by Chris Lange

Chris Lange, FISM News


The Kremlin said on Tuesday that the new U.S. military spending bill is “confrontational” toward Russia. The Fiscal 2023 National Defense Authorization Act (NDAA), which includes $800 million to help Ukraine, was approved by U.S. lawmakers on Tuesday, marking an increase of $500 million in spending for the Ukraine Security Assistance Initiative.

“The document that has been adopted is of an extremely confrontational nature in relation to our country,” Kremlin spokesperson Dmitry Peskov told reporters during a phone interview.

The bill also lifts certain restrictions on contracts for munitions to support Ukraine.

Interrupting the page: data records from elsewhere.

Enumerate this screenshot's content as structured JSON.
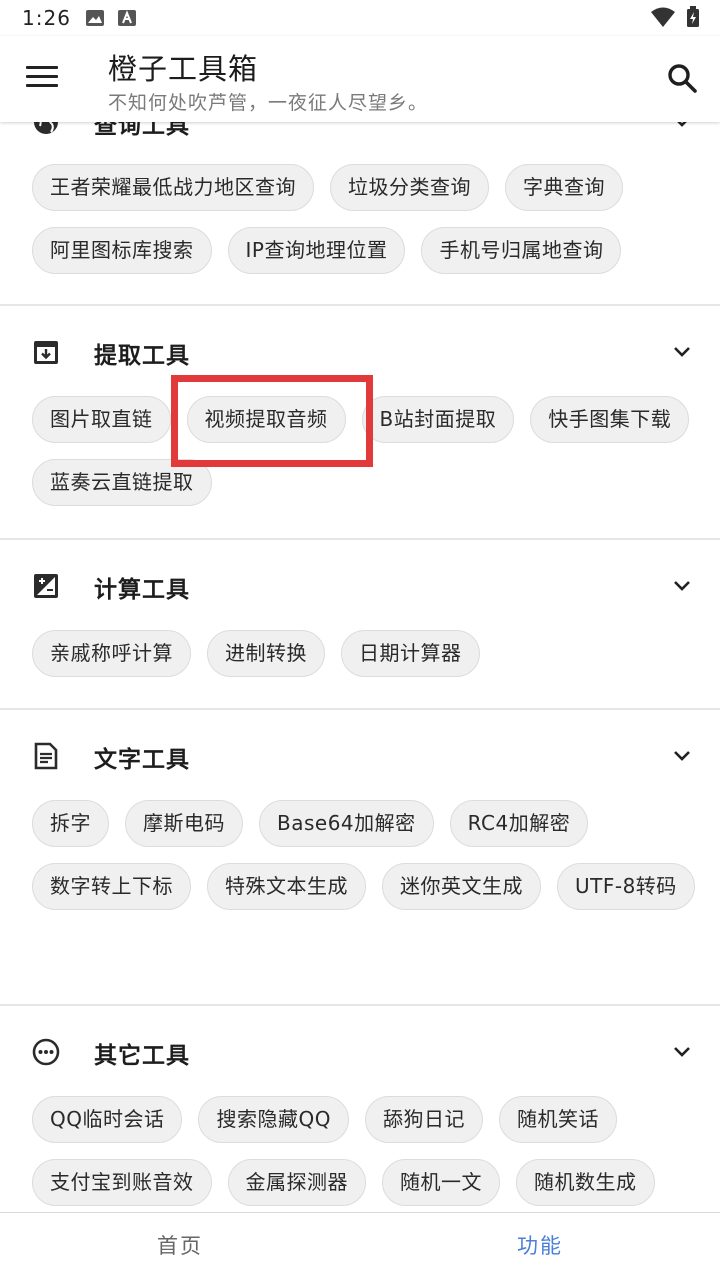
{
  "status_bar": {
    "time": "1:26"
  },
  "app_bar": {
    "title": "橙子工具箱",
    "subtitle": "不知何处吹芦管，一夜征人尽望乡。",
    "menu_icon": "hamburger-menu-icon",
    "search_icon": "search-icon"
  },
  "sections": [
    {
      "title": "查询工具",
      "icon": "globe-icon",
      "chips": [
        "王者荣耀最低战力地区查询",
        "垃圾分类查询",
        "字典查询",
        "阿里图标库搜索",
        "IP查询地理位置",
        "手机号归属地查询"
      ]
    },
    {
      "title": "提取工具",
      "icon": "archive-download-icon",
      "chips": [
        "图片取直链",
        "视频提取音频",
        "B站封面提取",
        "快手图集下载",
        "蓝奏云直链提取"
      ]
    },
    {
      "title": "计算工具",
      "icon": "calculator-icon",
      "chips": [
        "亲戚称呼计算",
        "进制转换",
        "日期计算器"
      ]
    },
    {
      "title": "文字工具",
      "icon": "document-icon",
      "chips": [
        "拆字",
        "摩斯电码",
        "Base64加解密",
        "RC4加解密",
        "数字转上下标",
        "特殊文本生成",
        "迷你英文生成",
        "UTF-8转码"
      ]
    },
    {
      "title": "其它工具",
      "icon": "more-circle-icon",
      "chips": [
        "QQ临时会话",
        "搜索隐藏QQ",
        "舔狗日记",
        "随机笑话",
        "支付宝到账音效",
        "金属探测器",
        "随机一文",
        "随机数生成"
      ]
    }
  ],
  "bottom_nav": {
    "items": [
      "首页",
      "功能"
    ],
    "active": "功能",
    "active_color": "#4a7fd8"
  },
  "highlight_color": "#e23a3a"
}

It is expected to pass both chambers of Congress this month, after which Biden is expected to sign it into law.

Zelenskyy visits frontline troops to commemorate military holiday

Ukrainian President Volodymyr Zelenskyy paid a morale-boosting visit to his troops on the frontlines of eastern Ukraine Tuesday as the country marked its annual Armed Forces Day.

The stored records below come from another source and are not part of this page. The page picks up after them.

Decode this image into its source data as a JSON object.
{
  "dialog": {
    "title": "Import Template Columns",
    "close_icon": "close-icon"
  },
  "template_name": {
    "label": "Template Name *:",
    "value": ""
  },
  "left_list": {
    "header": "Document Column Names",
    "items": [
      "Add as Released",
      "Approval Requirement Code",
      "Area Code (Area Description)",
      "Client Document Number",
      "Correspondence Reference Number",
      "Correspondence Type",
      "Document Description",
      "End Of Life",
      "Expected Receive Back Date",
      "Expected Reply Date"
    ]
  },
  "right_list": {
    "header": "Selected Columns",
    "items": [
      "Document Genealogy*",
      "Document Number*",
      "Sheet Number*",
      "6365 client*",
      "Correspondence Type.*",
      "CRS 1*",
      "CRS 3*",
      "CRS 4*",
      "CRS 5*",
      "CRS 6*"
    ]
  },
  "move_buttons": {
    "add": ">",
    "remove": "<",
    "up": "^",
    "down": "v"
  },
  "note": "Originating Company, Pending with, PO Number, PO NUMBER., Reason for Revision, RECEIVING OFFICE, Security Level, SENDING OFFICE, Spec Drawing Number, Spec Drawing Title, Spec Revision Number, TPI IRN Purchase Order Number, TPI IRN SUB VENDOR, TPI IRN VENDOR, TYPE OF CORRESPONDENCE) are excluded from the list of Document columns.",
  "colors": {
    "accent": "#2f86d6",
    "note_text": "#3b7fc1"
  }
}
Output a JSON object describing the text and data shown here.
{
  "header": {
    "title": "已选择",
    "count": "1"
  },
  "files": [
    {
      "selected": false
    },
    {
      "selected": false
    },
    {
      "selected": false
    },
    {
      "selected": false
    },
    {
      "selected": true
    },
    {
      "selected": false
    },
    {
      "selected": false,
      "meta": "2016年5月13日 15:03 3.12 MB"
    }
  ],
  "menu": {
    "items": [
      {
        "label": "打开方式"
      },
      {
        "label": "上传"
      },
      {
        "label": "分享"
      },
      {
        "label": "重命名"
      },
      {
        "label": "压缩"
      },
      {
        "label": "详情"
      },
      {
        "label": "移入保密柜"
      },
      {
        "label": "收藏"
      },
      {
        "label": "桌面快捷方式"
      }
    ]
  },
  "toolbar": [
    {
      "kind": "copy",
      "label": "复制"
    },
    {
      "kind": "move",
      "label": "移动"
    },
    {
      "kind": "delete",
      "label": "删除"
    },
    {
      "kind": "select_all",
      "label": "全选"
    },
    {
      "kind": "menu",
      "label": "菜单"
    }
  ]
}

During an evening address to servicemen feted at the presidential palace, Zelenskyy announced that he had spent the day with troops in both the Donbas and Kharkiv regions, thanking them for their courage and commitment to Ukraine’s defense and decorating them with honors, as he has done on previous battlefield visits.

“Thousands of Ukrainians have given their lives so that the day might come when not a single occupying soldier will remain in our land and when all our people will be free,” Zelenskyy told the gathering, dressed in his trademark military fatigues.

The leader also thanked the parents of service members and frontline medical workers and welcomed home 60 Ukrainian prisoners of war who had been freed in a swap with Russia.

“Thank you for this resilience and strength. You are an outpost of our independence,” Zelenskyy wrote in a Telegram post.

“I believe that next time we will meet in our Ukrainian Donetsk and Luhansk,” he said, referring to regional capitals in eastern Ukraine seized by Moscow-backed proxies in 2014.

“I am sure in Crimea as well,” he added. The remarks underscore Zelenskyy’s defiant stance of accepting nothing less than the removal of all “Russian occupiers” from Ukraine. 

Millions remain without power in Kyiv

Kyiv’s regional governor said on Tuesday that roughly half of households in the region are still without electricity following weeks of Russian missile attacks on power and infrastructure. Meanwhile, authorities in the southern Odesa region said they have successfully restored power to vital services and hospitals following a barrage of missile strikes Monday. The Monday attacks were seen as a retaliatory move by the Kremlin following unprecedented strikes on two air bases deep within Russia that exposed vulnerabilities in key military sites. Kyiv has not commented on Moscow’s accusations that the attacks were carried out by Ukrainian military scouts in keeping with Ukraine’s unspoken policy of ambiguity concerning Russian accusations of military aggression 

Turkey: Finland must remove arms embargo for NATO accession

Ankara said that it will not formally approve Finland’s pending NATO bid until the country makes a public declaration that it will lift an arms embargo on Turkey.

Turkish Foreign Minister Mevlut Cavusoglu made the comments on Tuesday ahead of Thursday’s scheduled meeting in Ankara between Finland’s Defense Minister Antii Kaikkonen and his Turkish counterpart, Hulusi Akar, The Associated Press reported.

“The Finnish defense minister’s visit to Turkey is important because we have not yet heard a statement from Finland saying they’ve lifted their arms embargo against us,” Cavusoglu told reporters. “We’re expecting such a statement from there.”

Historically nonaligned Finland and Sweden applied for membership in the military alliance in response to Russia’s Feb. 24 invasion of Ukraine, citing fears that they could also become targets. Membership must be approved by all 30 NATO members. However, Turkey and Hungary have yet to ratify the Scandinavian countries’ applications. While Hungary said it plans to hold a formal vote in January, Turkey has been pressuring the Nordic countries to lift their respective de-facto bans on weapons sales to Turkey and crack down on Kurdish militants and other groups it considers to be terrorists. Sweden lifted the arms embargo in September in an effort to hasten its accession into the alliance.